Issues that were closed at the meeting:
* Child, Youth and School Services special needs staffing and training - the committee decided this was not a valid issue after researching the current programs and staffing. No increases are required due to CYSS programs already exceeding what is expected of them.
* Customer handicapped parking at Bldg. 5700 - A work order to create an additional seven or eight handicapped parking spaces is project No. 1 for end-of-year funds.
* Safety hazard on Division Road - It is unsafe to try to create bike trails due to limited space in the area. Bike trails, sidewalks and crosswalks already exist to get people to schools, facilities and living areas. After the new youth activities building is built in the area, new sidewalks and crosswalks will be built to get people to the new Bowden Terrace Neighborhood Center.
* Electrical billing in Fort Rucker housing - This issue claimed the billing process was inequitable in older homes with obvious energy efficiency flaws. The action officer, Van Danford, of the Directorate of Public Works, said "classic homes" are not metered and that his directorate and Picerne are on the lookout for homes with such problems. Picerne will work with residents on billing issues and continue a marketing campaign to educate residents on the process.
* Pest control in Fort Rucker housing - A move to a new contractor has improved this service, but more can be done as DPW officials recommended more funding. Plans for the removal of older homes will also reduce the number of pests in housing.
* Communication breakdown in information on medical policies A,A- Martha Frausto, Public Affairs representative from Lyster Army Health Clinic, said the clinic runs a new Web site that answers many of the questions patients have along with a commander's blog, hosts quarterly health care consumer meetings, and is looking into starting up a Patient Service Center.

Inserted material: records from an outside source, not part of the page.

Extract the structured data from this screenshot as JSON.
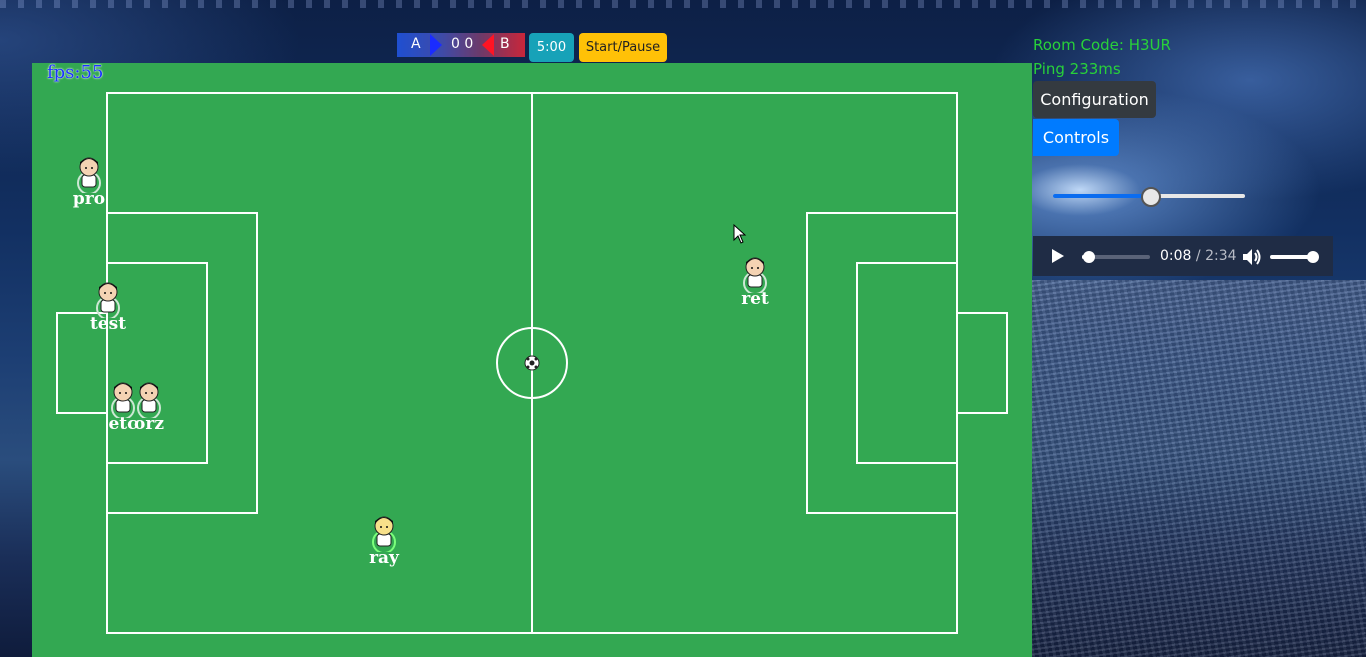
{
  "scoreboard": {
    "team_a": "A",
    "score": "0 0",
    "team_b": "B",
    "timer_label": "5:00",
    "start_pause_label": "Start/Pause"
  },
  "game": {
    "fps_text": "fps:55",
    "players": [
      "pro",
      "test",
      "etc",
      "orz",
      "ray",
      "ret"
    ],
    "colors": {
      "pitch": "#33a852",
      "lines": "#ffffff",
      "team_a": "#1a2cff",
      "team_b": "#ff1424"
    }
  },
  "sidebar": {
    "room_code": "Room Code: H3UR",
    "ping": "Ping 233ms",
    "config_label": "Configuration",
    "controls_label": "Controls",
    "slider_value": 0.5
  },
  "audio": {
    "current_time": "0:08",
    "separator": " / ",
    "duration": "2:34",
    "progress": 0.05,
    "volume": 0.8,
    "icons": [
      "play-icon",
      "volume-icon"
    ]
  }
}
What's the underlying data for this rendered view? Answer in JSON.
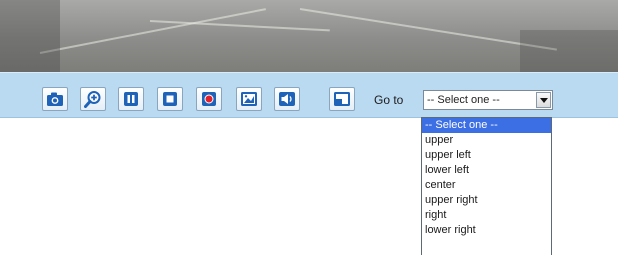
{
  "toolbar": {
    "buttons": [
      {
        "name": "snapshot-button",
        "icon": "camera-icon"
      },
      {
        "name": "zoom-button",
        "icon": "zoom-in-icon"
      },
      {
        "name": "pause-button",
        "icon": "pause-icon"
      },
      {
        "name": "stop-button",
        "icon": "stop-icon"
      },
      {
        "name": "record-button",
        "icon": "record-icon"
      },
      {
        "name": "manual-trigger-button",
        "icon": "trigger-icon"
      },
      {
        "name": "volume-button",
        "icon": "speaker-icon"
      },
      {
        "name": "fullscreen-button",
        "icon": "fullscreen-icon"
      }
    ],
    "goto_label": "Go to",
    "goto_select": {
      "value": "-- Select one --",
      "options": [
        "-- Select one --",
        "upper",
        "upper left",
        "lower left",
        "center",
        "upper right",
        "right",
        "lower right"
      ],
      "highlighted_index": 0
    }
  },
  "colors": {
    "toolbar_bg": "#b9daf1",
    "icon_blue": "#1f63b8",
    "record_red": "#e0202a",
    "highlight": "#3c6ee4"
  }
}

* Eligibility for youth services membership - CYSS staff is working with legal and security officials to explore opening up special events to off-post, non-military affiliated youth as guests of Fort Rucker youth.
* Teen Center food services - The issue of a limited menu for teens will be fixed when the new youth activities center is built later this year. The new facility will feature a kitchen, snack bar and culinary arts area.
"I am very confident that the Garrison team addressed each issue with a 'can do' attitude," Mitchell said. "Several teams of people worked these issues to not only address the stated problems, but see what else we could do in quality of life areas to make Fort Rucker better. Many were resolved and the entire community will benefit from one person's idea and (his or her) willingness to bring it to the AFAP program."
Fort Rucker also participated in the Army-wide AFAP conference.
"This program is a great system and we had the opportunity to send one of our community members to the DA (Department of the Army) level conference and work issues from all over the world on behalf of the Soldiers and Families of Fort Rucker," he said. "Senior leaders listened to briefs on solutions to problems and will work them at that level or forward them to the Defense Department to resolve."